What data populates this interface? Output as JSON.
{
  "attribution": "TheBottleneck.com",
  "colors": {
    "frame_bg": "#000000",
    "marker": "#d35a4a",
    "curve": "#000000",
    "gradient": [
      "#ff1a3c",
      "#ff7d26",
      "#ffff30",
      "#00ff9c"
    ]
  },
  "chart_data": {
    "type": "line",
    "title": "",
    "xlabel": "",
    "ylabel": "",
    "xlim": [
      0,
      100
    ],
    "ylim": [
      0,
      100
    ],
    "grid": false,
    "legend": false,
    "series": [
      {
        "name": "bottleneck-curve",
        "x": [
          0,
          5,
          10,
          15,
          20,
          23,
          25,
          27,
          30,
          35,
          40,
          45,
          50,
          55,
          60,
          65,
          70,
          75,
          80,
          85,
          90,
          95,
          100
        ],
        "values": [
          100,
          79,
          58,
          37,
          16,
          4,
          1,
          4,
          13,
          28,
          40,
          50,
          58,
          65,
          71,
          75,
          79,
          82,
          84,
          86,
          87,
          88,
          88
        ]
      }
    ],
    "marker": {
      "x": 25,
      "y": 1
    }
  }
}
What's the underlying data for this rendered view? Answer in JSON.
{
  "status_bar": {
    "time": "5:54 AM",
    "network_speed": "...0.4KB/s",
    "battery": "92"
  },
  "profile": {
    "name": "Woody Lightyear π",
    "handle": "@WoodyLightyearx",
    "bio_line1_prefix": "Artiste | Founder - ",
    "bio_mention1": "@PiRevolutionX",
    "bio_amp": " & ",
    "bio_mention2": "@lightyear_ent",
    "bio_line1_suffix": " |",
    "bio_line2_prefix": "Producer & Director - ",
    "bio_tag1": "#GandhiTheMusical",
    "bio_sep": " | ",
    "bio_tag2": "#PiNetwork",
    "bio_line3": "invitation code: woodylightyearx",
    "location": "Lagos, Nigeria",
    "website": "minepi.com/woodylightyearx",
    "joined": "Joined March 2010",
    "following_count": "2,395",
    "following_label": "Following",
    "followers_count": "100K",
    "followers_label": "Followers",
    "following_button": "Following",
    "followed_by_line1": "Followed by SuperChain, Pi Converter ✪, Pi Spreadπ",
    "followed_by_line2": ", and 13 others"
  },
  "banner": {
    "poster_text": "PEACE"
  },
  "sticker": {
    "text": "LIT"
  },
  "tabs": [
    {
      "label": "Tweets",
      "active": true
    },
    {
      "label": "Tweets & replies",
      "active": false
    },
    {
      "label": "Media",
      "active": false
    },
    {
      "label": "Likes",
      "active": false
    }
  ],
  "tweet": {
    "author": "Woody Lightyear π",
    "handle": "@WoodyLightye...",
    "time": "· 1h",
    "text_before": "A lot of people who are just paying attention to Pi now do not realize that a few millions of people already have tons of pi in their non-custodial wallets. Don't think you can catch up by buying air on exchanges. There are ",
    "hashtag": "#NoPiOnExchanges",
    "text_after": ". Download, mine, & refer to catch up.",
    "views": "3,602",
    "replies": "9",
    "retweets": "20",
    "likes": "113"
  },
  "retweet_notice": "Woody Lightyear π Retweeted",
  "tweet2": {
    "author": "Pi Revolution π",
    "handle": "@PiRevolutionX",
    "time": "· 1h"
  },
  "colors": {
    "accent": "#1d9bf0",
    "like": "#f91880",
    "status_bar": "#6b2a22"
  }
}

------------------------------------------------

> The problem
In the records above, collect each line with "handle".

> Solution below
    "handle": "@WoodyLightyearx",
    "handle": "@WoodyLightye...",
    "handle": "@PiRevolutionX",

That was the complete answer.